WHAT YOU WILL DO:
State the number of lines in the listing below that contain the word "Выбрать", and nothing besides.

★ ★ ★ ★ ★

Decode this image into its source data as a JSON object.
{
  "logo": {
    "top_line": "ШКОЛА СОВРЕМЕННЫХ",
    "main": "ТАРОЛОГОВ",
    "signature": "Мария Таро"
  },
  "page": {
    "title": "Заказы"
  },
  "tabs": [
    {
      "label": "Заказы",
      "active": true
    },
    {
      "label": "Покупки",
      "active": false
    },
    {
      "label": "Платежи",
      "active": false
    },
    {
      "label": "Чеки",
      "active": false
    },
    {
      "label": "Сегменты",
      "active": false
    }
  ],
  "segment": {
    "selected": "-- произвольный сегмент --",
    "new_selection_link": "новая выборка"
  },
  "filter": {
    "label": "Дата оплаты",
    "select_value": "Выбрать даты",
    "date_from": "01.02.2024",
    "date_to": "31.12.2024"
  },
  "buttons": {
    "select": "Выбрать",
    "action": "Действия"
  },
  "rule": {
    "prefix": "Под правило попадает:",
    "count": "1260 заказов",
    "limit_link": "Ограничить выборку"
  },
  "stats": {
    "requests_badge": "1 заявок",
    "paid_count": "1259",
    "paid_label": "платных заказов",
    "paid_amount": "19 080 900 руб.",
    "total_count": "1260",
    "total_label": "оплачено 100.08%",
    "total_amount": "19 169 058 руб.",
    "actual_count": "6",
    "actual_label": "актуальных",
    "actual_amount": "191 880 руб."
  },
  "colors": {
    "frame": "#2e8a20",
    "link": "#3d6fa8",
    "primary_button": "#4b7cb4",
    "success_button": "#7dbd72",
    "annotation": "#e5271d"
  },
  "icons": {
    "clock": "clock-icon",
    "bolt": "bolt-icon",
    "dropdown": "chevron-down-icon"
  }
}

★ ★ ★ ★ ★

EXERCISE RESULT:
2